I like to say brown rice is the female carbohydrate. Why, may you ask would I ever compare a food group to a woman? Well, it turns out that brown rice, along with other healthy carbs, has one very important thing in common with women… it is very complex. So while you may want to keep the complexity of that special woman in your life to a minimum, you should have the opposite attitude toward your carbs.
Why all the fuss about whole grains these days? Grains are the ingredients for the most common carbohydrates we think of. The major grains in the American diet are wheat, rice, barley and oats. And these are processed into any number of foods from bread (think flour) to cereal to cakes to crackers. You likely have heard carbohydrates referred to as “starchy” foods. Other starchy foods include potatoes, corn, and beans. Carbohydrates are composed of starches. Starches are essentially strands of simple sugars linked together. The longer the strand of sugars, the more complex the carb. Whole wheat, for example, is a complex carbohydrate because it is composed of very long strands of simple sugars. On the other hand, white rice is a simple carb because it has been processed, so many of those sugar strands have already been broken down.
Why is all this important? Well, one main reason is because of how the body processes complex carbohydrates versus simple carbohydrates. It takes longer for the body to process a complex carb than it does a simple carb. When a complex carb, such as whole grain, enters the digestive system, the system has to work very hard to process it in order to break down those starches into sugars the body can use for energy. Because of this, the starches are turned to sugar at a slow rate. This is good news for two main reasons. First, it means less of a blood sugar spike, which decreases chances of developing diabetes. Secondly, the longer it takes your body to process something, the fuller you will feel for a longer period of time, which will keep you from overeating.
So back to the original question…why all the fuss about whole grains? A whole grain is basically an unprocessed grain that has not had its bran and germ removed through milling. This keeps the complexity of the grain in tact. A refined grain on the other hand (white rice, white flour, bread, cereal) has already been processed so much that it loses its complexity. This means that the digestive system doesn’t have to work nearly as hard to digest it and can turn the starches to sugar much more quickly. This in turn leads to an increased spike in blood sugar, creating risk for diabetes. It also means that you will get hungry much sooner after eating, which can lead to weight gain.

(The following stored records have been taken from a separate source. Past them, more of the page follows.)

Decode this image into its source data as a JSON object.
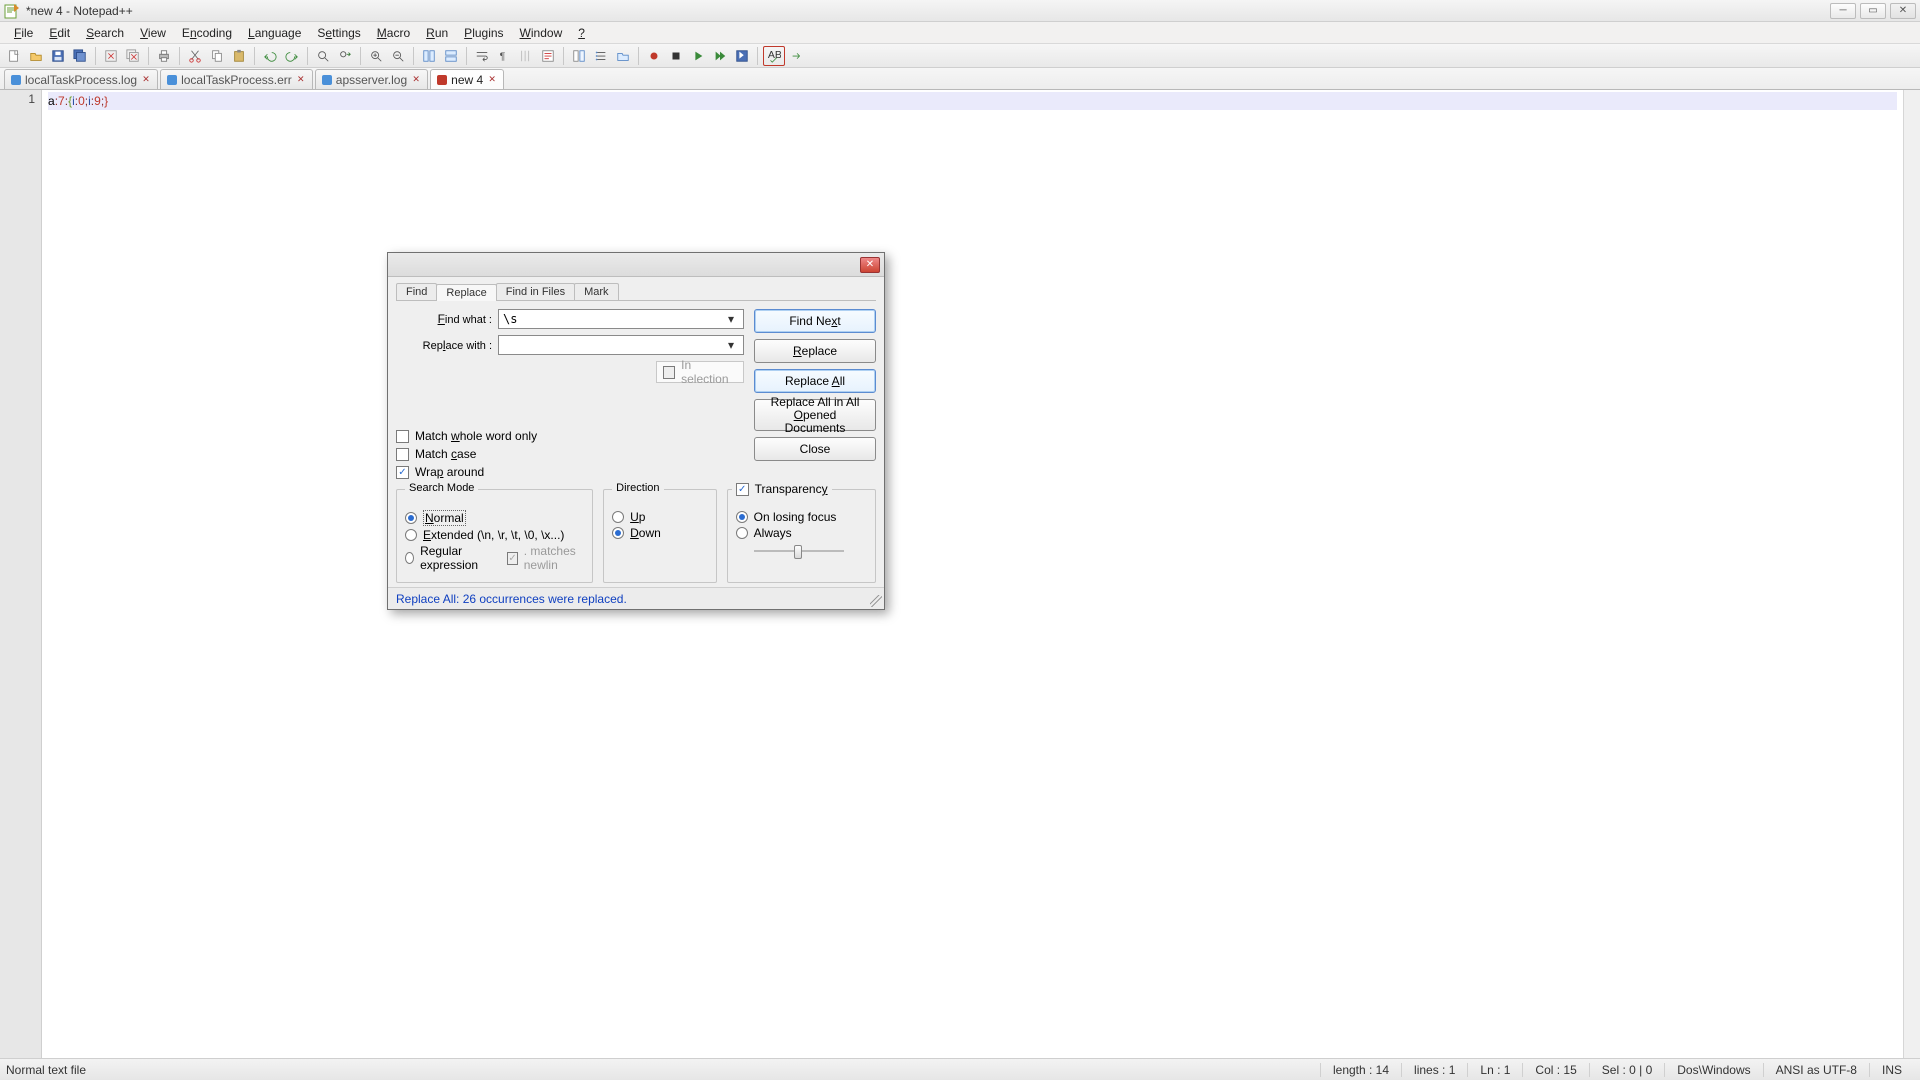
{
  "window": {
    "title": "*new  4 - Notepad++"
  },
  "menu": {
    "items": [
      "File",
      "Edit",
      "Search",
      "View",
      "Encoding",
      "Language",
      "Settings",
      "Macro",
      "Run",
      "Plugins",
      "Window",
      "?"
    ],
    "underline_idx": [
      0,
      0,
      0,
      0,
      1,
      0,
      1,
      0,
      0,
      0,
      0,
      0
    ]
  },
  "file_tabs": [
    {
      "label": "localTaskProcess.log",
      "dirty": false
    },
    {
      "label": "localTaskProcess.err",
      "dirty": false
    },
    {
      "label": "apsserver.log",
      "dirty": false
    },
    {
      "label": "new  4",
      "dirty": true,
      "active": true
    }
  ],
  "editor": {
    "gutter": [
      "1"
    ],
    "line_plain": "a:7:{i:0;i:9;}"
  },
  "dialog": {
    "tabs": [
      "Find",
      "Replace",
      "Find in Files",
      "Mark"
    ],
    "active_tab": "Replace",
    "find_label": "Find what :",
    "replace_label": "Replace with :",
    "find_value": "\\s",
    "replace_value": "",
    "in_selection": "In selection",
    "buttons": {
      "find_next": "Find Next",
      "replace": "Replace",
      "replace_all": "Replace All",
      "replace_all_open": "Replace All in All Opened Documents",
      "close": "Close"
    },
    "checks": {
      "whole_word": "Match whole word only",
      "match_case": "Match case",
      "wrap": "Wrap around"
    },
    "search_mode": {
      "title": "Search Mode",
      "normal": "Normal",
      "extended": "Extended (\\n, \\r, \\t, \\0, \\x...)",
      "regex": "Regular expression",
      "matches_newline": ". matches newlin"
    },
    "direction": {
      "title": "Direction",
      "up": "Up",
      "down": "Down"
    },
    "transparency": {
      "title": "Transparency",
      "on_lose": "On losing focus",
      "always": "Always"
    },
    "status": "Replace All: 26 occurrences were replaced."
  },
  "statusbar": {
    "left": "Normal text file",
    "length": "length : 14",
    "lines": "lines : 1",
    "ln": "Ln : 1",
    "col": "Col : 15",
    "sel": "Sel : 0 | 0",
    "eol": "Dos\\Windows",
    "enc": "ANSI as UTF-8",
    "ins": "INS"
  }
}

Another main reason whole grains are much preferred to refined grains is the fiber and nutrient content in whole grains. The high fiber content and vitamins and minerals in whole grains, such as selenium, potassium, and magnesium, have been shown to help lower cholesterol and chances for heart attack and stroke and to help maintain a healthy weight. When a grain is refined, the fiber and nutrients are stripped out of it during the processing. This leaves what I call an “empty” calorie. The carbs taste good, but they are doing nothing for your body. They don’t even keep you full!
Eating complex carbohydrates and whole grains is easy if you know what to look for. For whole grains, make sure you read labels. If you’re looking at wheat bread, for example, make sure the first ingredient is 100% whole grain (or wheat). This ensures that the bread is made with the whole grain, not just refined wheat flour. The same goes for cereals, crackers, pasta, and other refined carbs. (But keep these to a minimum if you can!).
Another great source of information is the glycemic index (referenced on our page). This is basically a chart that indicates how slowly your body processes a certain food. Remember, the slower the better, so you want something on the low side of the index. For example, you will see that a baked potato is a 95. This is very high. But if you look on the low list, you’ll see a sweet potato is a 50. So choosing a baked sweet potato (hold the marshmallows and brown sugar!) is much better for you than choosing a baked white potato. You will find a glycemic rating on almost zero food in the grocery store, but you can always refer to this chart to see where something falls.
Happy and healthy eating!